Intel doesn't seem to cache the blocks that make up archives, perhaps assuming these are files that only get touched once as well. So, you won't see any benefit in WinRAR or WinZip.
However, virus scanning seems to enjoy a slight performance bump. While Intel ignores the files being scanned (as part of its caching algorithm), the Norton Internet Security 2011 executable is cached. In addition, virus scanners typically perform record keeping functions and scan suspicious files in a sandbox manner so as not to infect the system. This involves a small amount of writing, which could account for the better performance seen on the m4 and the SSD 311.

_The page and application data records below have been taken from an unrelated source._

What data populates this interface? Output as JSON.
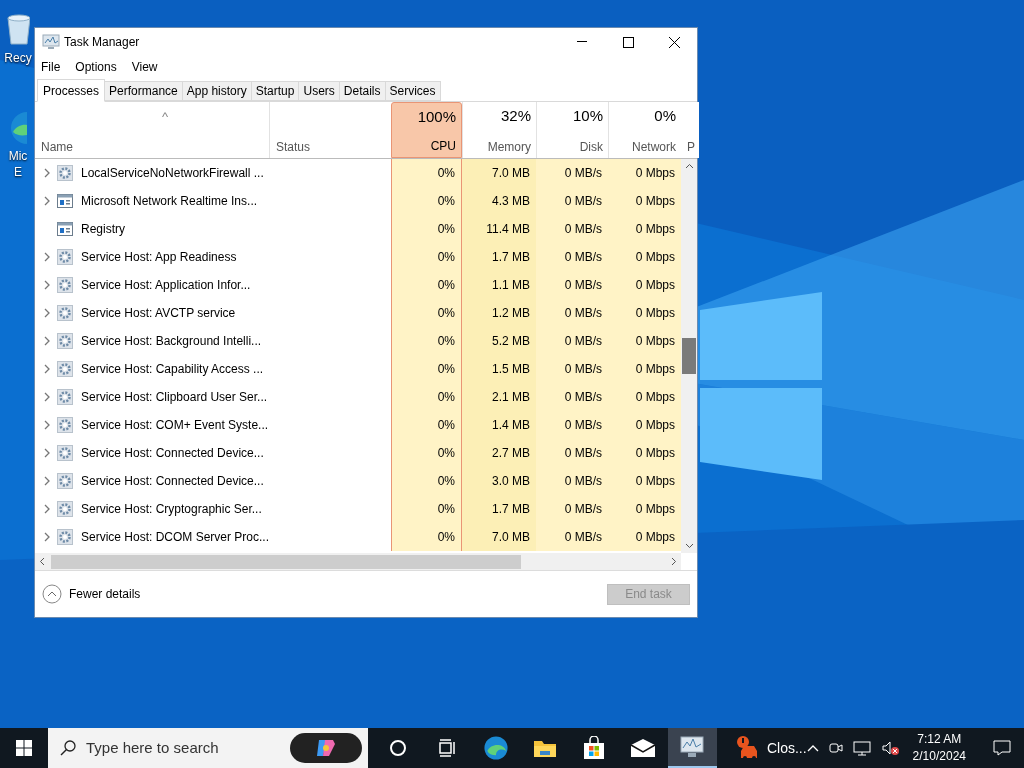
{
  "desktop_icons": [
    {
      "label": "Recy",
      "kind": "bin"
    },
    {
      "label": "Mic E",
      "kind": "edge"
    }
  ],
  "window": {
    "title": "Task Manager",
    "menu": [
      "File",
      "Options",
      "View"
    ],
    "tabs": [
      {
        "label": "Processes",
        "selected": true
      },
      {
        "label": "Performance",
        "selected": false
      },
      {
        "label": "App history",
        "selected": false
      },
      {
        "label": "Startup",
        "selected": false
      },
      {
        "label": "Users",
        "selected": false
      },
      {
        "label": "Details",
        "selected": false
      },
      {
        "label": "Services",
        "selected": false
      }
    ],
    "sort_arrow": "^",
    "columns": [
      {
        "label": "Name"
      },
      {
        "label": "Status"
      },
      {
        "percent": "100%",
        "label": "CPU",
        "highlighted": true,
        "color": "#fff3c6"
      },
      {
        "percent": "32%",
        "label": "Memory",
        "highlighted": false,
        "color": "#fcefb6"
      },
      {
        "percent": "10%",
        "label": "Disk",
        "highlighted": false,
        "color": "#fff3c6"
      },
      {
        "percent": "0%",
        "label": "Network",
        "highlighted": false,
        "color": "#fff3c6"
      },
      {
        "label": "P"
      }
    ],
    "rows": [
      {
        "name": "LocalServiceNoNetworkFirewall ...",
        "kind": "gear",
        "expandable": true,
        "cpu": "0%",
        "memory": "7.0 MB",
        "disk": "0 MB/s",
        "network": "0 Mbps"
      },
      {
        "name": "Microsoft Network Realtime Ins...",
        "kind": "window",
        "expandable": true,
        "cpu": "0%",
        "memory": "4.3 MB",
        "disk": "0 MB/s",
        "network": "0 Mbps"
      },
      {
        "name": "Registry",
        "kind": "window",
        "expandable": false,
        "cpu": "0%",
        "memory": "11.4 MB",
        "disk": "0 MB/s",
        "network": "0 Mbps"
      },
      {
        "name": "Service Host: App Readiness",
        "kind": "gear",
        "expandable": true,
        "cpu": "0%",
        "memory": "1.7 MB",
        "disk": "0 MB/s",
        "network": "0 Mbps"
      },
      {
        "name": "Service Host: Application Infor...",
        "kind": "gear",
        "expandable": true,
        "cpu": "0%",
        "memory": "1.1 MB",
        "disk": "0 MB/s",
        "network": "0 Mbps"
      },
      {
        "name": "Service Host: AVCTP service",
        "kind": "gear",
        "expandable": true,
        "cpu": "0%",
        "memory": "1.2 MB",
        "disk": "0 MB/s",
        "network": "0 Mbps"
      },
      {
        "name": "Service Host: Background Intelli...",
        "kind": "gear",
        "expandable": true,
        "cpu": "0%",
        "memory": "5.2 MB",
        "disk": "0 MB/s",
        "network": "0 Mbps"
      },
      {
        "name": "Service Host: Capability Access ...",
        "kind": "gear",
        "expandable": true,
        "cpu": "0%",
        "memory": "1.5 MB",
        "disk": "0 MB/s",
        "network": "0 Mbps"
      },
      {
        "name": "Service Host: Clipboard User Ser...",
        "kind": "gear",
        "expandable": true,
        "cpu": "0%",
        "memory": "2.1 MB",
        "disk": "0 MB/s",
        "network": "0 Mbps"
      },
      {
        "name": "Service Host: COM+ Event Syste...",
        "kind": "gear",
        "expandable": true,
        "cpu": "0%",
        "memory": "1.4 MB",
        "disk": "0 MB/s",
        "network": "0 Mbps"
      },
      {
        "name": "Service Host: Connected Device...",
        "kind": "gear",
        "expandable": true,
        "cpu": "0%",
        "memory": "2.7 MB",
        "disk": "0 MB/s",
        "network": "0 Mbps"
      },
      {
        "name": "Service Host: Connected Device...",
        "kind": "gear",
        "expandable": true,
        "cpu": "0%",
        "memory": "3.0 MB",
        "disk": "0 MB/s",
        "network": "0 Mbps"
      },
      {
        "name": "Service Host: Cryptographic Ser...",
        "kind": "gear",
        "expandable": true,
        "cpu": "0%",
        "memory": "1.7 MB",
        "disk": "0 MB/s",
        "network": "0 Mbps"
      },
      {
        "name": "Service Host: DCOM Server Proc...",
        "kind": "gear",
        "expandable": true,
        "cpu": "0%",
        "memory": "7.0 MB",
        "disk": "0 MB/s",
        "network": "0 Mbps"
      }
    ],
    "fewer_details": "Fewer details",
    "end_task": {
      "label": "End task",
      "disabled": true
    }
  },
  "taskbar": {
    "search_placeholder": "Type here to search",
    "apps": [
      {
        "kind": "cortana",
        "active": false
      },
      {
        "kind": "taskview",
        "active": false
      },
      {
        "kind": "edge",
        "active": false
      },
      {
        "kind": "folder",
        "active": false
      },
      {
        "kind": "store",
        "active": false
      },
      {
        "kind": "mail",
        "active": false
      },
      {
        "kind": "taskmgr",
        "active": true
      }
    ],
    "notification_app": "Clos...",
    "time": "7:12 AM",
    "date": "2/10/2024"
  }
}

If ever there was a graph that visualized why you should spend $100 on 20 GB of SLC NAND instead of the same sum on 40 GB of MLC, this would be it. Intel's X25-V can only sustain sequential writes of up to 35 MB/s. This cannot keep up with the Barracuda's maximum outside-diameter data rate of 138 MB/s. So, the SSD actually slows down performance dramatically. Consider this a worst-case scenario for Smart Response Technology.
Gamers, rejoice. Level loading (one of the premiere reasons to invest in solid-state technology) sees a huge gain at the hands of Intel's caching mechanism. Of course, this makes sense: it's all read-based application data, so caching is a perfect fit. It's only a shame that it takes a second or third run to realize the benefit that you'd get immediately on a pure SSD-based implementation.